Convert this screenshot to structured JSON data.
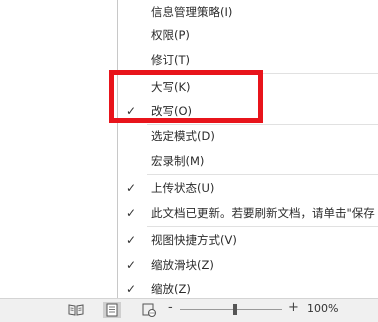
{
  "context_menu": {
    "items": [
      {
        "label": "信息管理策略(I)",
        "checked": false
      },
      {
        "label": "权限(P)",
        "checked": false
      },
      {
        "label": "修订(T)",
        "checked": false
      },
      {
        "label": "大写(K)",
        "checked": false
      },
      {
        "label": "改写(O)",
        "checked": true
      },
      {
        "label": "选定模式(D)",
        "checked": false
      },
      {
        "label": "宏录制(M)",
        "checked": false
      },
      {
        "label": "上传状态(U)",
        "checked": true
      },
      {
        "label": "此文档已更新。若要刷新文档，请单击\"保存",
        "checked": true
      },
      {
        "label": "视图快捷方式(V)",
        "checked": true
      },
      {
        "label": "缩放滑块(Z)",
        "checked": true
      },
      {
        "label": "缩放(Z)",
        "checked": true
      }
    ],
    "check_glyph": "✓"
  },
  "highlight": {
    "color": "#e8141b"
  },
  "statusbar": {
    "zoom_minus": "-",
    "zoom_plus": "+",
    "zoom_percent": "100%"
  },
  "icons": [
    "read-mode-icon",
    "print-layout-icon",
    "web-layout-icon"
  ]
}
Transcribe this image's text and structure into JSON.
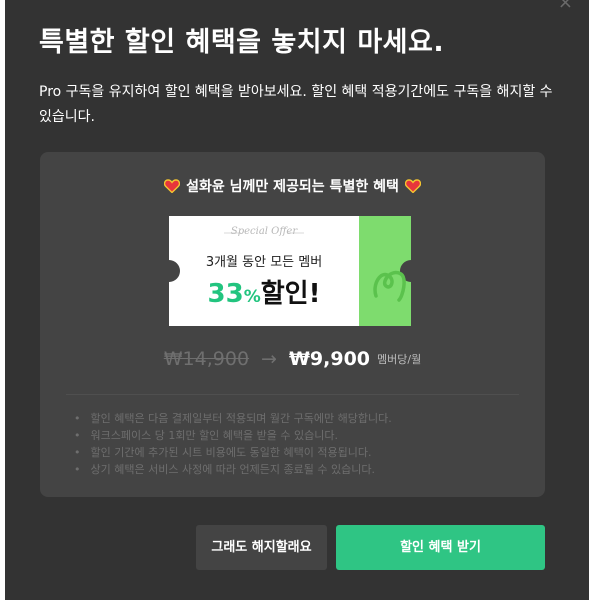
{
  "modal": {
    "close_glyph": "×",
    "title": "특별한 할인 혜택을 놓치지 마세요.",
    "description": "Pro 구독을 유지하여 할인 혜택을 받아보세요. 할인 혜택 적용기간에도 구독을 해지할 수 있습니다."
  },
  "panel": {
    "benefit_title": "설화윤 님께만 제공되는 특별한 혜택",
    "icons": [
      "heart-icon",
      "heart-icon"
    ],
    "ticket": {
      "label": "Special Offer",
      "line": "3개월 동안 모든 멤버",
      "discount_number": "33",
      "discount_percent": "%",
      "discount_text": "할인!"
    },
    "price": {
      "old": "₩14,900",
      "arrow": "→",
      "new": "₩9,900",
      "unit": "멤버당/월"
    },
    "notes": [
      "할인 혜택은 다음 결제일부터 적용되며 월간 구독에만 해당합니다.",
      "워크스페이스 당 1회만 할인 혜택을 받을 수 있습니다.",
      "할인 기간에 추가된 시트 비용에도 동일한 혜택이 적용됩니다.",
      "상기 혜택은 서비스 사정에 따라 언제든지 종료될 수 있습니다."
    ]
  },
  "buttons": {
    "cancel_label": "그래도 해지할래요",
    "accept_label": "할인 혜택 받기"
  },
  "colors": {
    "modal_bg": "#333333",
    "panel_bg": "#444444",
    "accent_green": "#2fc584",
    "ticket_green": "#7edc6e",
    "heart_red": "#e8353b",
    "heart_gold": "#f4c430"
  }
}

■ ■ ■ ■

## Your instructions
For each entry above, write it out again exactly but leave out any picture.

## Written solution
Convert this screenshot to structured JSON data.
{
  "context_menu": {
    "items": [
      {
        "label": "信息管理策略(I)",
        "checked": false
      },
      {
        "label": "权限(P)",
        "checked": false
      },
      {
        "label": "修订(T)",
        "checked": false
      },
      {
        "label": "大写(K)",
        "checked": false
      },
      {
        "label": "改写(O)",
        "checked": true
      },
      {
        "label": "选定模式(D)",
        "checked": false
      },
      {
        "label": "宏录制(M)",
        "checked": false
      },
      {
        "label": "上传状态(U)",
        "checked": true
      },
      {
        "label": "此文档已更新。若要刷新文档，请单击\"保存",
        "checked": true
      },
      {
        "label": "视图快捷方式(V)",
        "checked": true
      },
      {
        "label": "缩放滑块(Z)",
        "checked": true
      },
      {
        "label": "缩放(Z)",
        "checked": true
      }
    ],
    "check_glyph": "✓"
  },
  "highlight": {
    "color": "#e8141b"
  },
  "statusbar": {
    "zoom_minus": "-",
    "zoom_plus": "+",
    "zoom_percent": "100%"
  },
  "icons": [
    "read-mode-icon",
    "print-layout-icon",
    "web-layout-icon"
  ]
}
Transcribe this image's text and structure into JSON.
{
  "modal": {
    "close_glyph": "×",
    "title": "특별한 할인 혜택을 놓치지 마세요.",
    "description": "Pro 구독을 유지하여 할인 혜택을 받아보세요. 할인 혜택 적용기간에도 구독을 해지할 수 있습니다."
  },
  "panel": {
    "benefit_title": "설화윤 님께만 제공되는 특별한 혜택",
    "icons": [
      "heart-icon",
      "heart-icon"
    ],
    "ticket": {
      "label": "Special Offer",
      "line": "3개월 동안 모든 멤버",
      "discount_number": "33",
      "discount_percent": "%",
      "discount_text": "할인!"
    },
    "price": {
      "old": "₩14,900",
      "arrow": "→",
      "new": "₩9,900",
      "unit": "멤버당/월"
    },
    "notes": [
      "할인 혜택은 다음 결제일부터 적용되며 월간 구독에만 해당합니다.",
      "워크스페이스 당 1회만 할인 혜택을 받을 수 있습니다.",
      "할인 기간에 추가된 시트 비용에도 동일한 혜택이 적용됩니다.",
      "상기 혜택은 서비스 사정에 따라 언제든지 종료될 수 있습니다."
    ]
  },
  "buttons": {
    "cancel_label": "그래도 해지할래요",
    "accept_label": "할인 혜택 받기"
  },
  "colors": {
    "modal_bg": "#333333",
    "panel_bg": "#444444",
    "accent_green": "#2fc584",
    "ticket_green": "#7edc6e",
    "heart_red": "#e8353b",
    "heart_gold": "#f4c430"
  }
}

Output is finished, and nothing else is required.